Shanti Pax was launched on the day of the Boston Marathon bombing. I don’t want to relive that day or analyze the aftermath. Instead, I want to write about how we respond to traumatic events. But before I do, I want to tell the story of about Rita Jeptoo.
Rita Jeptoo from Eldoret, Kenya was the female winner of the 2013 Boston Marathon. Her first race in the U.S. was the 2006 Boston Marathon where she arrived late due to complications with her passport and was unable to preview the course. But she won anyway at 26 years old with a personal best. In 2013, now a mother, she won for the second time.
I want to congrate Rita and all the other athletes who competed on that day. Your victories were not overshadowed.
I often have a peculiar response to traumatic events: I am stoic. After years of working in intense environments and being exposed to the elements of human suffering, I sometimes detach emotionally to tragedy. But it wasn’t always this way.
When I started out as a Peace Corps volunteer in Romania at 22 years old, my eyes twinkled with idealism and my emotions popped like corn in hot oil at the sight of a stray dog.
I recall the first time I walked through Bucharest on a dusty day in June 1998, seeing a gang of dirty street children swarming around the Gara de Nord train station, huffing paint and feral.[i] My eyes stung with tears at the sight and I wanted to give them everything I had, including the clothes off my back.
Two years later in 2000, as I prepared to return to the U.S., I was telling begging children asking me for less than a penny to buzz off. Throughout my time in Romania, I had been exposed to begging children on a daily basis, beaten down by the trials and tribulations of launching community projects, and taken advantage of. In two years, I had gone from ultra-idealist to ultra-cynic.
As the years have passed, I discovered that I could more effectively respond to crises being emotionally nonplussed (which also served as a self-defense mechanism). And this stoicism has been with me through the years during large scale tragedies, except in one area: my inner voice – which constantly nags me to get off my arse and do something.
But the bombings in Boston hit me hard — I was not stoic. My heart was heavy and I felt very, very sad. I could not reconcile that the targets were athletes at the finish line of a marathon. I knew that if we were reaching a point where marathon athletes were the target of random violence, there was a new urgency and imperative for us to act.
“Forgive them Father, they know not what they do.” – Jesus
In times like this, our initial emotional response is often to get angry, ask why, and seek justice. The problem is we don’t know what motivated two youths to commit such a heinous act. We know they came from a violent part of the world. We know today’s youth are exposed to countless acts of violence every day in their communities and on TV, movies, and video games. We know that people can be targets of brutal discrimination. There are countless motives, but the underlining emotion for engaging in a violent act is fear. These youths were holding on to a massive amount of fear that led them down the wrong path.

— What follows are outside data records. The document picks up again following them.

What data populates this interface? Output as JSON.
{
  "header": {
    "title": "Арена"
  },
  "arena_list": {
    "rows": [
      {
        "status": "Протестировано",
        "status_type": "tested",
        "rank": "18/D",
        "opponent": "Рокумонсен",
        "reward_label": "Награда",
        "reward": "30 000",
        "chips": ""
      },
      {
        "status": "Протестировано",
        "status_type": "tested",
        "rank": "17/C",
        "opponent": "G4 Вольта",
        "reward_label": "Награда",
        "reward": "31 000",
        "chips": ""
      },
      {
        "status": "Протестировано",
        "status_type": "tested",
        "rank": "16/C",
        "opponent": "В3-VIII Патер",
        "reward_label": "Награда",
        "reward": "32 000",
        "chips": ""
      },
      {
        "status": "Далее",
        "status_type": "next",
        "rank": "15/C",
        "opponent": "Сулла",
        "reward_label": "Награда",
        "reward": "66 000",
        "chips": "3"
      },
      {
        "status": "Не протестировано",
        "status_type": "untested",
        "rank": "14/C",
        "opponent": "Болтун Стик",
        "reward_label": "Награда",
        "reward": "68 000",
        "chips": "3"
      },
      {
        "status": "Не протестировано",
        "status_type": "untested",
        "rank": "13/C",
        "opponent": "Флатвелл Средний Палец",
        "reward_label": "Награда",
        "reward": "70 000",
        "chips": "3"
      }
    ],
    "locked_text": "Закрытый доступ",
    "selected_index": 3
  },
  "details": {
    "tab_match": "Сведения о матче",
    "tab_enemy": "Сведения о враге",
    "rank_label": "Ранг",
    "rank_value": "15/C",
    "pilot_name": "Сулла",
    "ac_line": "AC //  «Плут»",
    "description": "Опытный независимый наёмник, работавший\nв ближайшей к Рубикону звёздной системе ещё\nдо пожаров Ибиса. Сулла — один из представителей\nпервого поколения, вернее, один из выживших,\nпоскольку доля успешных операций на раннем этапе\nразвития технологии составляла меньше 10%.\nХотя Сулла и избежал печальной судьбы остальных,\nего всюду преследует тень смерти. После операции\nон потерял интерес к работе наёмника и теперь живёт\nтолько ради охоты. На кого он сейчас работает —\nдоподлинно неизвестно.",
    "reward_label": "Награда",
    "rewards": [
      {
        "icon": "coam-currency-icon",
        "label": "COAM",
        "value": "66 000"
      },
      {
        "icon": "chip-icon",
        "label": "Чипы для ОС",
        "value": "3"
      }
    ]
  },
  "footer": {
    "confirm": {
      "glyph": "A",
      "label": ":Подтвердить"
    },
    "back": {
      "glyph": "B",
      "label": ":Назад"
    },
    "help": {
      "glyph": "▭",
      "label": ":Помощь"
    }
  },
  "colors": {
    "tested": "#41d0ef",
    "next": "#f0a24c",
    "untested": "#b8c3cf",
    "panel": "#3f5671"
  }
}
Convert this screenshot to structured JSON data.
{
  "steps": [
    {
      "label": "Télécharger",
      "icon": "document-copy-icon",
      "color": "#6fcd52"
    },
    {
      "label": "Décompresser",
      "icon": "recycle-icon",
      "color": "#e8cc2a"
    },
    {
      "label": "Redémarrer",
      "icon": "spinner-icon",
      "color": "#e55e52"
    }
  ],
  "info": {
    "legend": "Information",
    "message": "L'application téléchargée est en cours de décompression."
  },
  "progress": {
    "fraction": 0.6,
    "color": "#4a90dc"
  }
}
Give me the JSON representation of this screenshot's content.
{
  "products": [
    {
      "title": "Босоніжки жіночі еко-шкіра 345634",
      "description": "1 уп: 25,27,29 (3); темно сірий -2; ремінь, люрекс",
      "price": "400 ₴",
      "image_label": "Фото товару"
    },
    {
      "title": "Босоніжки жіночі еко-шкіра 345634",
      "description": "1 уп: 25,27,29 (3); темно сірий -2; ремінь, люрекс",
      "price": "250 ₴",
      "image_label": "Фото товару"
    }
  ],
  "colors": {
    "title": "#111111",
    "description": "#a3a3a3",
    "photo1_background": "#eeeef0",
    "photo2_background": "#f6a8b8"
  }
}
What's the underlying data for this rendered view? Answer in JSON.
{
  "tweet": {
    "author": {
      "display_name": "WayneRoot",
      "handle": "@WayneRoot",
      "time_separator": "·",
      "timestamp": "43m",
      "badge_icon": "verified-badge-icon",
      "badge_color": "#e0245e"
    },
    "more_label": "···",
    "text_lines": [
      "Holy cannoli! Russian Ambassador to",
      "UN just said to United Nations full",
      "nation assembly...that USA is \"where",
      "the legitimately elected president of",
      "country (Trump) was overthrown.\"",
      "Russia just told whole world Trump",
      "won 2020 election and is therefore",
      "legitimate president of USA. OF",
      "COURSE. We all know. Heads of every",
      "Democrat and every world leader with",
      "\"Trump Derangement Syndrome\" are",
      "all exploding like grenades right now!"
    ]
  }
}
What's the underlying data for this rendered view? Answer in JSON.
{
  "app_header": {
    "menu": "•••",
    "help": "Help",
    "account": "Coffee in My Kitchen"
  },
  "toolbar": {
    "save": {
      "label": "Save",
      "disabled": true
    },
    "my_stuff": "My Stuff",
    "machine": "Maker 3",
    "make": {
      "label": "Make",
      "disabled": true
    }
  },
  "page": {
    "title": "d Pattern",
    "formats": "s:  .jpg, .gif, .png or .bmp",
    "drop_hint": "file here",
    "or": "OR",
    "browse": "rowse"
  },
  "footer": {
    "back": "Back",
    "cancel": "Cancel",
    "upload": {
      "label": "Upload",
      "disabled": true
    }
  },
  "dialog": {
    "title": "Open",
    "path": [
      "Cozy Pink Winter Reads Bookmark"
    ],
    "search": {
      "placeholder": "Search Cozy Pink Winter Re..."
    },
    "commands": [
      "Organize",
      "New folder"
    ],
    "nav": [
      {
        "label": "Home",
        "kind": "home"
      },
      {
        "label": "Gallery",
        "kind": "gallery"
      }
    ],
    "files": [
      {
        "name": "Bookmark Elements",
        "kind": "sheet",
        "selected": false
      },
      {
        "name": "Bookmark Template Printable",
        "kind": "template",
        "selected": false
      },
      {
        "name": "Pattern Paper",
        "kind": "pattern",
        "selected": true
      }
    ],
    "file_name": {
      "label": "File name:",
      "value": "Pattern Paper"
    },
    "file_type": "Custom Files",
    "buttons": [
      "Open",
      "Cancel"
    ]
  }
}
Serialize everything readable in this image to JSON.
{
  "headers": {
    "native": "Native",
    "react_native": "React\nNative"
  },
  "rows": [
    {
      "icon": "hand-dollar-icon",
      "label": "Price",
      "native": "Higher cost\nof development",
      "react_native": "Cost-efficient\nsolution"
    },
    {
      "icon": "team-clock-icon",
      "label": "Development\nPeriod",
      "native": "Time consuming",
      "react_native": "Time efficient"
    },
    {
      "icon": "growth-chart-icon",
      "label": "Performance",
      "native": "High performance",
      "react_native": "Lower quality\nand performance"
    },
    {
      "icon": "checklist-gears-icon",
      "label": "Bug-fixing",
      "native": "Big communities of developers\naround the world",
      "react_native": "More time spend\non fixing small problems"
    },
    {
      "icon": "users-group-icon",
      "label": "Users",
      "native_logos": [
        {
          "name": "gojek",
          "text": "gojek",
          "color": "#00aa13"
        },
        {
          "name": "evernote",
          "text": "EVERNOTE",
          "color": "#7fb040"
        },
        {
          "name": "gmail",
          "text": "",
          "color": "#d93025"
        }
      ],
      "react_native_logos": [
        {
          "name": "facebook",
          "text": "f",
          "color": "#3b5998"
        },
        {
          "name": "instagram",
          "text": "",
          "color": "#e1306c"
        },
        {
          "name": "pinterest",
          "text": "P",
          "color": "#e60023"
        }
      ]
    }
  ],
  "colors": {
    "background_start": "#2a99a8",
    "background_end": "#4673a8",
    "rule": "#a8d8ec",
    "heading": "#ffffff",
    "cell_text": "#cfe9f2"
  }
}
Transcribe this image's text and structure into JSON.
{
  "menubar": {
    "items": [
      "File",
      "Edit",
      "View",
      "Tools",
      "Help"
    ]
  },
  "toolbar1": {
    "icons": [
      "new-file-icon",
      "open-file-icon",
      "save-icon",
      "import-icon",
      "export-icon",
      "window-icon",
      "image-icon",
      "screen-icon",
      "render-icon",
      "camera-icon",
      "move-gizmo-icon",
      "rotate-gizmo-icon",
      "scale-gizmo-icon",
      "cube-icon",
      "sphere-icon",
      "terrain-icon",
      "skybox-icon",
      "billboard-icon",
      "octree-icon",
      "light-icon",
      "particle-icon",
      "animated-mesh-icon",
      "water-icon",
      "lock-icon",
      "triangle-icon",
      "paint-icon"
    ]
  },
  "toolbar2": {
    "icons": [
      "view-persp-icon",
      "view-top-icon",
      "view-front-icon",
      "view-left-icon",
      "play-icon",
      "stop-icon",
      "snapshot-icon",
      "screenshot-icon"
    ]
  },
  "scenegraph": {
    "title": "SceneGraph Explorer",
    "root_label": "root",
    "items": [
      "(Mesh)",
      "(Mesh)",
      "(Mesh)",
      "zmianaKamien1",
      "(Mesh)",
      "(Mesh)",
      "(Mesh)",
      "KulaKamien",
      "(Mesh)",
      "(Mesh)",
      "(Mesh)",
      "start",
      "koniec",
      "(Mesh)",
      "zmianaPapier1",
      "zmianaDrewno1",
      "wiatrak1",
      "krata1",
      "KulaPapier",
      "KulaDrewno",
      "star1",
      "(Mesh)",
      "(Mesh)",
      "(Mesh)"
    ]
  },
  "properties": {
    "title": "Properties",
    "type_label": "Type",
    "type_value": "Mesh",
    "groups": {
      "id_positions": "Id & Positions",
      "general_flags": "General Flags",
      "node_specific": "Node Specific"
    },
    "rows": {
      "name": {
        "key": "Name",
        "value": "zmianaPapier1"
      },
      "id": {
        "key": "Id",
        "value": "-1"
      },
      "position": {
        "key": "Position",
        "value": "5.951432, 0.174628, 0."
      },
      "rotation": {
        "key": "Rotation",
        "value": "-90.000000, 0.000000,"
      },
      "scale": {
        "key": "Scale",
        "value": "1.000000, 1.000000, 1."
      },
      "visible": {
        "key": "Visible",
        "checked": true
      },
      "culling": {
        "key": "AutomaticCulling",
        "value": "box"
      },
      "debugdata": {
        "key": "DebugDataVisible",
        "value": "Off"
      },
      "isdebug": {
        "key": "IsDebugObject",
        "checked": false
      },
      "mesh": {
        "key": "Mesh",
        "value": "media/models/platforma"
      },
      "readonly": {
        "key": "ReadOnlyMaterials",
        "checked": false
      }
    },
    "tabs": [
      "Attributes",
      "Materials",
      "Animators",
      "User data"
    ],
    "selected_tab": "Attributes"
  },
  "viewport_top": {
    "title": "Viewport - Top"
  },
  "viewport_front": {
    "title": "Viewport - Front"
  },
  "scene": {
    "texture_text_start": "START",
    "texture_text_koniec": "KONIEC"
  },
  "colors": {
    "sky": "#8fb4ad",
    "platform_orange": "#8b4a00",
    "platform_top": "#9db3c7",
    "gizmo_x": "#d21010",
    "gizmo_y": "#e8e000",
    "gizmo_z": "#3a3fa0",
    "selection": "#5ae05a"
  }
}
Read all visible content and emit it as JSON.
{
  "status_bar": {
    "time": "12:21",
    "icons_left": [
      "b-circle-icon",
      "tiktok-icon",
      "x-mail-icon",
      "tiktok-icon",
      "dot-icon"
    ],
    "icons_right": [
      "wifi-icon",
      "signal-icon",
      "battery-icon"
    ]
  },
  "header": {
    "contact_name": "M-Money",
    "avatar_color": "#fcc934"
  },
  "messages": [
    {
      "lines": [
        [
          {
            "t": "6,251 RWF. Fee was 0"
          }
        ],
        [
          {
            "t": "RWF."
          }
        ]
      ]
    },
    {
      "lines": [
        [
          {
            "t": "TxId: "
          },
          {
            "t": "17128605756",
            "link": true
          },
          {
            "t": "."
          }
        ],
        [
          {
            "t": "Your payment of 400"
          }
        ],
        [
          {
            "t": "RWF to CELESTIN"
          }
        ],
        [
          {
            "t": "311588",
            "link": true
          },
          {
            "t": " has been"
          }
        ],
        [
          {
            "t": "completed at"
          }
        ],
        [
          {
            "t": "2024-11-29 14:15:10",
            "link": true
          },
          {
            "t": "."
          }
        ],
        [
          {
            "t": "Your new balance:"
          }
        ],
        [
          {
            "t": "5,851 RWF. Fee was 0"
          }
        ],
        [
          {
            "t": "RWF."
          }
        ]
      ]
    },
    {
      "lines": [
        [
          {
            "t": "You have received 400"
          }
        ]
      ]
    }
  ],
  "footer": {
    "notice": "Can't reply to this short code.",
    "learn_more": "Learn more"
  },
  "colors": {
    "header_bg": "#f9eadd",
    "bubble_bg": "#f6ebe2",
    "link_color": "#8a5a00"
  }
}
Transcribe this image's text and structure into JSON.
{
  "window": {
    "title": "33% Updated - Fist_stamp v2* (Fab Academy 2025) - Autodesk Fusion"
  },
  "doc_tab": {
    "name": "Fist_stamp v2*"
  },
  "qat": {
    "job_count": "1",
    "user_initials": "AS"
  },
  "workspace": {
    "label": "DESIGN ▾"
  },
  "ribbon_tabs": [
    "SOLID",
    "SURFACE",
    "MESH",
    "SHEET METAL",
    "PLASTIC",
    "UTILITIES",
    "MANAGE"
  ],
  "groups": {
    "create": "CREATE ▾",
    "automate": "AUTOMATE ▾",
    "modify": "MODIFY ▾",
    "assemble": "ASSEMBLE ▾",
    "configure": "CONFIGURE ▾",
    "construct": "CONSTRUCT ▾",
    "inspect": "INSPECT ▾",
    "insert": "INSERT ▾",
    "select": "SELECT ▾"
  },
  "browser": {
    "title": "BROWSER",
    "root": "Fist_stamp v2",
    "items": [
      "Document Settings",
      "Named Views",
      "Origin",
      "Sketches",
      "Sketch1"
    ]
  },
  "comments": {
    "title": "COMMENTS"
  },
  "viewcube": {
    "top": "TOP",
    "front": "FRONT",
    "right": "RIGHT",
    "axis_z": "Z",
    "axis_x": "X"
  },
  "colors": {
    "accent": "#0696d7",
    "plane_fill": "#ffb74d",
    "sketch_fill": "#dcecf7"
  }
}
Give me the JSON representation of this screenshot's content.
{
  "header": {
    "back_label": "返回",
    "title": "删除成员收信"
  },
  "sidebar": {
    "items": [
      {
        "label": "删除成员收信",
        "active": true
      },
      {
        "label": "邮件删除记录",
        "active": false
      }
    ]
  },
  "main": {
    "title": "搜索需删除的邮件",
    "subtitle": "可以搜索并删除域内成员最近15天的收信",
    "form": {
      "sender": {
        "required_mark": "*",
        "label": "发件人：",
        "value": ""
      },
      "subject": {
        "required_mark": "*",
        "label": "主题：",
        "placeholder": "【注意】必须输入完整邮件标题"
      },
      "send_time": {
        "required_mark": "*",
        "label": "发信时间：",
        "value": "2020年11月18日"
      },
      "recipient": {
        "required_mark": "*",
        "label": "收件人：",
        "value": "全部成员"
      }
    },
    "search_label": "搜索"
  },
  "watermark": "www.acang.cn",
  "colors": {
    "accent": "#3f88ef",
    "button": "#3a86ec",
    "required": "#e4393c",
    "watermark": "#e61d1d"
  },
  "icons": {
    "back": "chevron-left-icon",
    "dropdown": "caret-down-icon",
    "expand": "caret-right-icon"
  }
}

So how do we respond? We let go of our anger and reserve our emotional energy for forgiveness, sending love to the victims, and uniting to spread a message of love and peace.
And our most powerful response is: motivation to ACT.
And I’m challenging you to act right now. Here’s how:
ONE, if you haven’t already done so, subscribe to Shanti Pax. By doing this, you’re sending a message to yourself, the world, and the universe that you choose peace.
TWO, send love to the city of Boston. The video clip below is a fabulous song that I can’t get out of my head right now, called Dirty Water by The Standells (1966). If you listen to this song, you can’t help but feel love for Boston.
Love that dirty water and send all the loving energy you feel right now to greater Boston. Send it to the athletes, the victims, the families, the friends, and to anyone else you think may need it.
THREE and final, post a comment below! What was your initial emotional response to this tragedy and what is it now? How do you think we can best unite and take action in times of tragedy? What did you see in the aftermath that warmed your heart?
“Where there is hatred, let me sow Love.” – St.Francis of Assisi
In the face of violence we may feel powerless, but we do have the power to love, and the power to act, and the highest power possible: to act with love.
If you liked this post, please “like” it and share it with your friend. And subscribe to Shanti Pax to receive inspirational stories of peace with lessons you can apply to your life.
Remember, it’s the little changes we make in our daily life that brings greater peace to the whole.
[i] Romania was ruled for 24 years by a cult of personality, named Nicoalae Ceaușescu. After his execution in 1989 and the iron curtains were rolled open, Romania revealed an epidemic of orphaned children. Ceaușescu had outlawed contraception in 1966 to increase the workforce, so abandoned children started overloading the orphanages and eventually moved to the streets, creating the so-called “street children.”